By Michael Benolkin
|Date of Review||August 2020||Manufacturer||Italeri|
|Kit Number||6582||Primary Media||Styrene|
|Pros||Simple build||Cons||See text|
|Skill Level||Basic||MSRP (USD)||$48.00|
The M60 series of main battle tanks began in the late 1950s based upon the lessons learned from the Korean war. Two of the key improvements over the (then) current tank, the M48 Patton, were the changeover to diesel power and upgunning the main turret with the 105mm cannon. Much has been written about the M60 series in US and Israeli service, so I'll keep this more personal. While I was stationed in Berlin in the late 1970s, the M60A3 was the front line tank for US Army Europe and the Berlin Brigade had M60A3s as well. While the armed forces of the US, UK, and France weren't going to deter the Russians or Warsaw Pact should the balloon go up, everyone there was going to make themselves known nonetheless. Mock battles between the British Chieftains and US M60s was the norm in all seasons and since I worked at a facility in the Grunewald Forest, we frequently encountered the combatants on their battlefield as our shuttle bus made its regular commute. One nasty winter, the roads had been plowed and there were six-foot berms on either side of the road as our bus slipped and slid on our way to work. We entered a fog bank and were surprised that the snow berms had grown significantly. Then we saw the 105mm barrels sticking out of the tall berms on either side of the road, and the fog was actually diesel exhaust keeping the infantry sitting in their snowsuits atop the engine decks warm. If that didn't wake us up from the long commute, the ambush further up the road did as a squad of British soldiers opened up on our bus with their heavy machine guns (firing blanks). I presume our sacrifice was helpful as the M60s came along after us and dispatched the muppets. Many of the streets in Berlin were cobblestone, and watching the M60 and M113 drivers move through those tight streets with cars parked on either side was amazing in itself. I'm sure there were a few mishaps, but I never saw one.
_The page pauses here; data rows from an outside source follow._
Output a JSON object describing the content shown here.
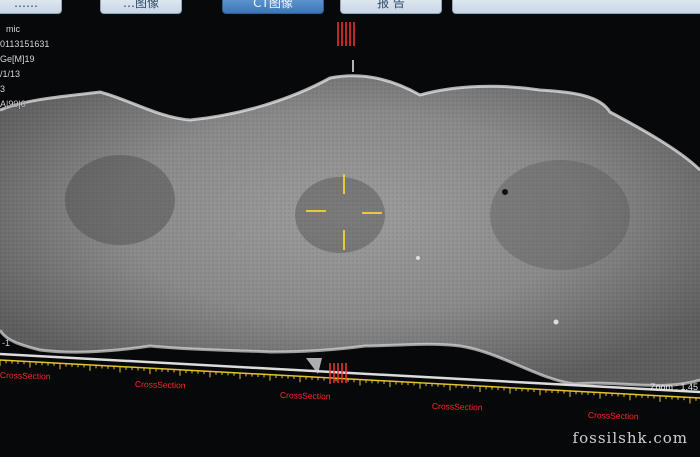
{
  "tabs": [
    {
      "label": "……"
    },
    {
      "label": "…图像"
    },
    {
      "label": "CT图像"
    },
    {
      "label": "报 告"
    }
  ],
  "colors": {
    "crosshair": "#e7c93a",
    "section_label": "#ff2a2a",
    "ruler": "#e3c42d",
    "position_marker": "#ff3333"
  },
  "info_lines": [
    "mic",
    "0113151631",
    "Ge[M]19",
    "/1/13",
    "3",
    "A|90|0"
  ],
  "section_label": "CrossSection",
  "zoom_text": "Zoom : 1.45",
  "left_tick": "-1",
  "watermark": "fossilshk.com"
}
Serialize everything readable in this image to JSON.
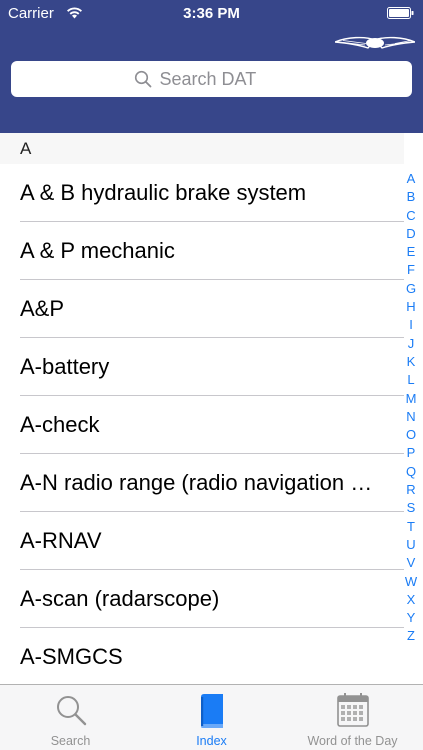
{
  "status_bar": {
    "carrier": "Carrier",
    "time": "3:36 PM"
  },
  "header": {
    "logo": "asa-wings-logo",
    "search": {
      "placeholder": "Search DAT",
      "value": ""
    }
  },
  "section": {
    "title": "A"
  },
  "terms": [
    "A & B hydraulic brake system",
    "A & P mechanic",
    "A&P",
    "A-battery",
    "A-check",
    "A-N radio range (radio navigation aid)",
    "A-RNAV",
    "A-scan (radarscope)",
    "A-SMGCS"
  ],
  "index_letters": [
    "A",
    "B",
    "C",
    "D",
    "E",
    "F",
    "G",
    "H",
    "I",
    "J",
    "K",
    "L",
    "M",
    "N",
    "O",
    "P",
    "Q",
    "R",
    "S",
    "T",
    "U",
    "V",
    "W",
    "X",
    "Y",
    "Z"
  ],
  "tabs": [
    {
      "label": "Search",
      "icon": "magnifier-icon",
      "active": false
    },
    {
      "label": "Index",
      "icon": "book-icon",
      "active": true
    },
    {
      "label": "Word of the Day",
      "icon": "calendar-icon",
      "active": false
    }
  ],
  "colors": {
    "header": "#37468a",
    "accent": "#1a7cf5",
    "inactive_tab": "#929292"
  }
}
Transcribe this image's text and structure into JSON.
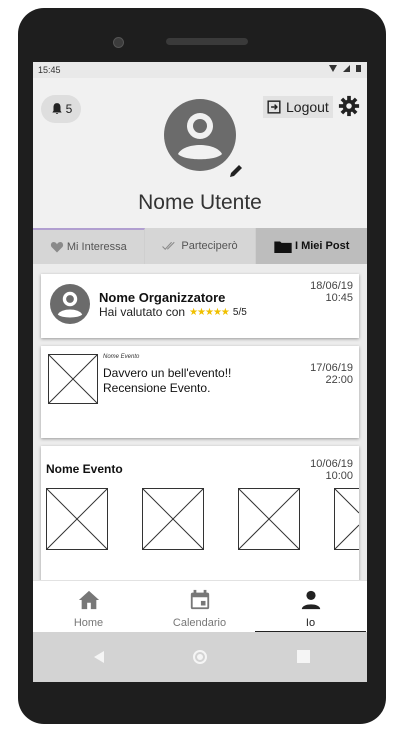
{
  "status": {
    "time": "15:45"
  },
  "header": {
    "notifications_count": "5",
    "logout_label": "Logout",
    "username": "Nome Utente"
  },
  "tabs": [
    {
      "label": "Mi Interessa"
    },
    {
      "label": "Parteciperò"
    },
    {
      "label": "I Miei Post"
    }
  ],
  "feed": {
    "organizer_card": {
      "name": "Nome Organizzatore",
      "rating_text": "Hai valutato con",
      "score": "5/5",
      "date": "18/06/19",
      "time": "10:45"
    },
    "review_card": {
      "event_name": "Nome Evento",
      "message": "Davvero un bell'evento!!",
      "subtitle": "Recensione Evento.",
      "date": "17/06/19",
      "time": "22:00"
    },
    "event_card": {
      "title": "Nome Evento",
      "date": "10/06/19",
      "time": "10:00"
    }
  },
  "nav": [
    {
      "label": "Home",
      "icon": "home-icon"
    },
    {
      "label": "Calendario",
      "icon": "calendar-icon"
    },
    {
      "label": "Io",
      "icon": "person-icon"
    }
  ],
  "colors": {
    "stars": "#f0c000",
    "tab_accent": "#b19fd0"
  }
}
So here's a familiar sight for those of us who were modeling when Paul McCartney was in a band called Wings. ESCI/ERTL produced a new-tool 1/35 scale kits of the M60A1 and M60A3 in the early 1990s. Tamiya's 1/35 M60s had already been on the market for over a decade by this time and ESCI/ERTL's contributions to the subject were notable by the absence of holes in the lower hull for the power switch and motorization mounts as well as an alternative to the so-called 'rubberband track' common in those days. These kits brought the link and length type tracks which were plastic for easy painting and assembly, and were easily assembled. In addition, the surfaces of the hull and turret replicated the cast-metal look of the M60 series which really stood out with proper painting and weathering.
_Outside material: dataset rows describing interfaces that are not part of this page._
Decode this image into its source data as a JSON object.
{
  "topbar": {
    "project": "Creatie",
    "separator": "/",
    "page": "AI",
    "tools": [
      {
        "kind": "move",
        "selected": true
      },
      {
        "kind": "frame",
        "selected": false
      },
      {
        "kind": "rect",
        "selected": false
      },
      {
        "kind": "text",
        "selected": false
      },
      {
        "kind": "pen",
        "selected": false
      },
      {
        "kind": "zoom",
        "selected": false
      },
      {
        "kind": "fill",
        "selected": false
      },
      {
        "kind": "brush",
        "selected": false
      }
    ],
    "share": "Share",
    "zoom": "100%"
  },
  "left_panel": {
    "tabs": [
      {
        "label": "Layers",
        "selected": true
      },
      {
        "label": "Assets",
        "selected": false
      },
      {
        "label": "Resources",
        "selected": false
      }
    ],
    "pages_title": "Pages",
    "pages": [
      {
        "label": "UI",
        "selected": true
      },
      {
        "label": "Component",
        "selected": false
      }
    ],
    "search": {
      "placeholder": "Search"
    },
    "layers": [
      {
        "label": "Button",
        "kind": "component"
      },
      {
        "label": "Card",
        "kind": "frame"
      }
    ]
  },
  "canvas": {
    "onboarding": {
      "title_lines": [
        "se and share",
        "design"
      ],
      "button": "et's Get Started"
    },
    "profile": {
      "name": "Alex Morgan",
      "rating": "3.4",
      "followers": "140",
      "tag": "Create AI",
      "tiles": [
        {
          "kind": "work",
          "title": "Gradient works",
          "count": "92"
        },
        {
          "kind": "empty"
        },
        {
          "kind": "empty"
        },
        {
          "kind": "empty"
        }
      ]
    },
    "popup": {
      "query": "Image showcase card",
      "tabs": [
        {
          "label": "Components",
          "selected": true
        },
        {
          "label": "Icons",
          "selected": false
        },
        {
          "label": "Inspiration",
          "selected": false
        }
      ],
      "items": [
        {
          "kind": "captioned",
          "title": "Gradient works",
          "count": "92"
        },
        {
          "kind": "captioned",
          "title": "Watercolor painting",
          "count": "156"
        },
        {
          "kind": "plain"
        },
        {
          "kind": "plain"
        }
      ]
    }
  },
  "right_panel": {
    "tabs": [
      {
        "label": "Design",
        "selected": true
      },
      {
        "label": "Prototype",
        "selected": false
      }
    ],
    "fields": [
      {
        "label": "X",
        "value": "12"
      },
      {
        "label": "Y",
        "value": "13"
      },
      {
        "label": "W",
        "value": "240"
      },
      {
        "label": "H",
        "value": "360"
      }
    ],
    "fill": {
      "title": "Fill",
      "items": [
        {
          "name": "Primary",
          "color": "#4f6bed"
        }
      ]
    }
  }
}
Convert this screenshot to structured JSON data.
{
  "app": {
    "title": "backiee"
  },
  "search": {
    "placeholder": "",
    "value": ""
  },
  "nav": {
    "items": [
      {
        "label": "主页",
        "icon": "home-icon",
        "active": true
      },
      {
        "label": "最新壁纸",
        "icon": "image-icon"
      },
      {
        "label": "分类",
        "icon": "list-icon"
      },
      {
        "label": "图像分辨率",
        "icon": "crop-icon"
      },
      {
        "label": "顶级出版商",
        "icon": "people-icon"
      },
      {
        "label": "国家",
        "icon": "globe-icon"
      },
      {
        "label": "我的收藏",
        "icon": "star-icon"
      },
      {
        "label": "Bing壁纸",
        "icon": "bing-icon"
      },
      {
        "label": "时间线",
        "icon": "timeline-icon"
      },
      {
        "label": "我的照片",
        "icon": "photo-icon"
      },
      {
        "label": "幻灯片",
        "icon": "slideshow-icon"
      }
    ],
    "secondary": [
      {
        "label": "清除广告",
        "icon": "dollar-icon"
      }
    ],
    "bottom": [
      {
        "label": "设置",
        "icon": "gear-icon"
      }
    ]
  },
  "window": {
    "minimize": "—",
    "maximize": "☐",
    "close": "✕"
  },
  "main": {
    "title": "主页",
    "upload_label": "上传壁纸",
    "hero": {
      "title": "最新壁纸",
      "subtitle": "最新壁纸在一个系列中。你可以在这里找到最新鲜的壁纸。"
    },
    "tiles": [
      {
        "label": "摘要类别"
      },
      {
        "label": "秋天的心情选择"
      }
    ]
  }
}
The kit is molded in olive green styrene and presented on three parts trees plus lower hull, one tree of gray styrene for the track, and a nylon mesh rectangle for use in the stoage basket. Unlike other armor kits of this generation, ESCI/ERTL spared us the molded-on outlines for pioneering tools, etc. This kit is a simple build that can be tweaked as much as you'd like should your inner Advanced Modeler's Syndrome (AMS) creep into the project. Given that there are a load of aftermarket products made for the various M60 kits 'out there', you have some options. The only thing I would consider is some tissue and white glue to create a cover for the Xenon light. The kit's light never looked right to me and the opaque plate where the clear lens and huge internal reflector would be visible is just not right.
All that said, here were are in 2020 and Italeri has reissued ths kit in their box. What's different (and nice) are the decals for the subjects included in their color profiles:
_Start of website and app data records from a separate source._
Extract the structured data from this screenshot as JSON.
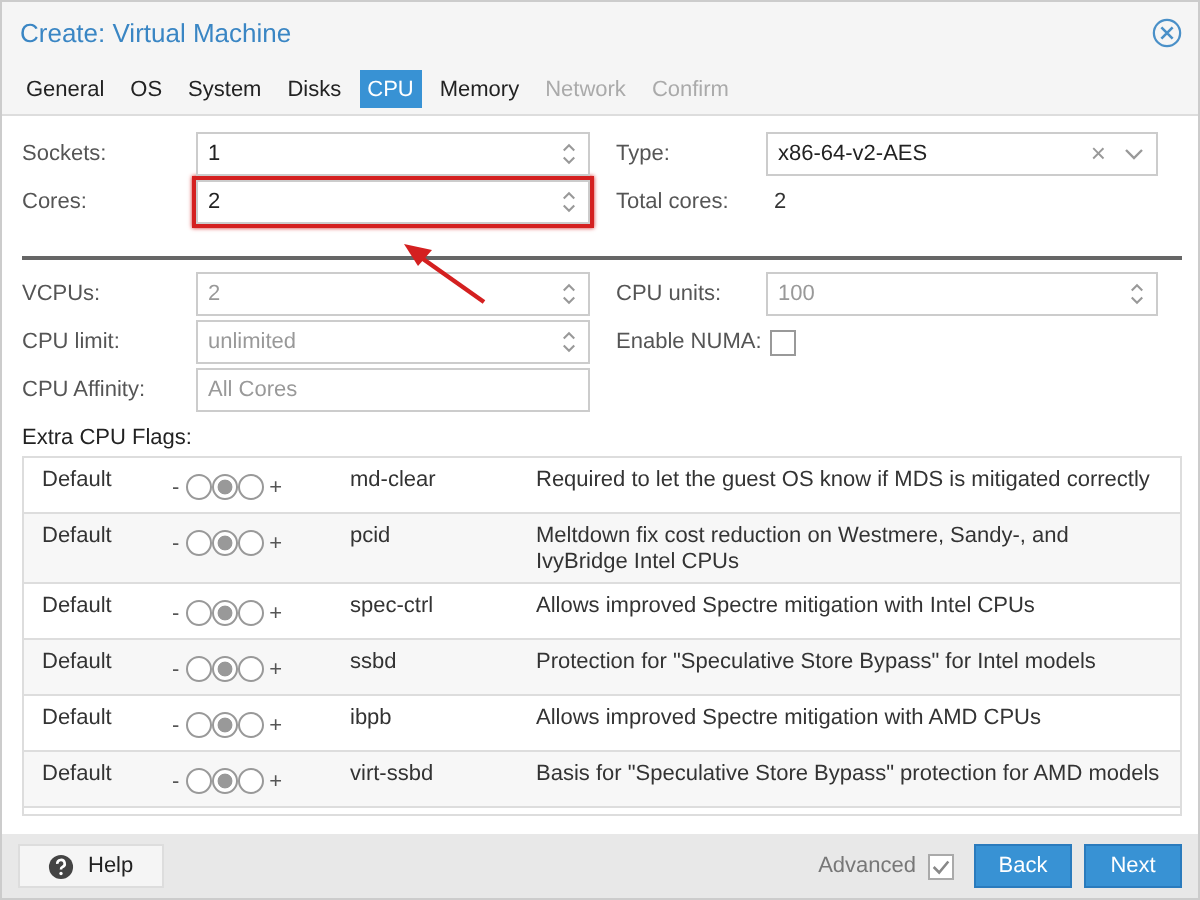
{
  "window": {
    "title": "Create: Virtual Machine"
  },
  "tabs": [
    {
      "label": "General",
      "selected": false,
      "disabled": false
    },
    {
      "label": "OS",
      "selected": false,
      "disabled": false
    },
    {
      "label": "System",
      "selected": false,
      "disabled": false
    },
    {
      "label": "Disks",
      "selected": false,
      "disabled": false
    },
    {
      "label": "CPU",
      "selected": true,
      "disabled": false
    },
    {
      "label": "Memory",
      "selected": false,
      "disabled": false
    },
    {
      "label": "Network",
      "selected": false,
      "disabled": true
    },
    {
      "label": "Confirm",
      "selected": false,
      "disabled": true
    }
  ],
  "top_fields": [
    {
      "label": "Sockets:",
      "kind": "spinner",
      "value": "1"
    },
    {
      "label": "Type:",
      "kind": "combo",
      "value": "x86-64-v2-AES",
      "clear": "×"
    },
    {
      "label": "Cores:",
      "kind": "spinner",
      "value": "2",
      "highlighted": true
    },
    {
      "label": "Total cores:",
      "kind": "display",
      "value": "2"
    }
  ],
  "advanced_fields": [
    {
      "label": "VCPUs:",
      "kind": "spinner",
      "value": "2",
      "disabled": true
    },
    {
      "label": "CPU units:",
      "kind": "spinner",
      "placeholder": "100"
    },
    {
      "label": "CPU limit:",
      "kind": "spinner",
      "placeholder": "unlimited"
    },
    {
      "label": "Enable NUMA:",
      "kind": "checkbox",
      "checked": false
    },
    {
      "label": "CPU Affinity:",
      "kind": "text",
      "placeholder": "All Cores"
    }
  ],
  "flags_title": "Extra CPU Flags:",
  "flags": [
    {
      "state": "Default",
      "minus": "-",
      "plus": "+",
      "radios": [
        {
          "selected": false
        },
        {
          "selected": true
        },
        {
          "selected": false
        }
      ],
      "name": "md-clear",
      "description": "Required to let the guest OS know if MDS is mitigated correctly"
    },
    {
      "state": "Default",
      "minus": "-",
      "plus": "+",
      "radios": [
        {
          "selected": false
        },
        {
          "selected": true
        },
        {
          "selected": false
        }
      ],
      "name": "pcid",
      "description": "Meltdown fix cost reduction on Westmere, Sandy-, and IvyBridge Intel CPUs"
    },
    {
      "state": "Default",
      "minus": "-",
      "plus": "+",
      "radios": [
        {
          "selected": false
        },
        {
          "selected": true
        },
        {
          "selected": false
        }
      ],
      "name": "spec-ctrl",
      "description": "Allows improved Spectre mitigation with Intel CPUs"
    },
    {
      "state": "Default",
      "minus": "-",
      "plus": "+",
      "radios": [
        {
          "selected": false
        },
        {
          "selected": true
        },
        {
          "selected": false
        }
      ],
      "name": "ssbd",
      "description": "Protection for \"Speculative Store Bypass\" for Intel models"
    },
    {
      "state": "Default",
      "minus": "-",
      "plus": "+",
      "radios": [
        {
          "selected": false
        },
        {
          "selected": true
        },
        {
          "selected": false
        }
      ],
      "name": "ibpb",
      "description": "Allows improved Spectre mitigation with AMD CPUs"
    },
    {
      "state": "Default",
      "minus": "-",
      "plus": "+",
      "radios": [
        {
          "selected": false
        },
        {
          "selected": true
        },
        {
          "selected": false
        }
      ],
      "name": "virt-ssbd",
      "description": "Basis for \"Speculative Store Bypass\" protection for AMD models"
    }
  ],
  "footer": {
    "help": "Help",
    "advanced_label": "Advanced",
    "advanced_checked": true,
    "back": "Back",
    "next": "Next"
  }
}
- M60A3, C Co, 68th Armor Regt, 8th ID, U.S. Army, REFORGER '82, 'Carbine Fortress', (MERDC Camo)
- M60A3, Italian Army (OD Green overall)
- M60A3, Egyptian Army, 2011, (Sand overall)
- M60A3, Royal Saudi Army, Northern Thunder 2016, (Sand overall)
- M60A3, 66th Marine Bde, RoC Marine Corps, 2011
This is a good kit for the modeler coming back into the hobby and not quite ready for the hyper-detailed kits from other manufacturers that try to recreate intricate details and end up with a box of really tiny parts. This is also a nice option for a project you can actually complete in a weekend. The kit provides a nice selection of subjects and more can be found in the aftermarket.
My sincere thanks to MRC for this review sample!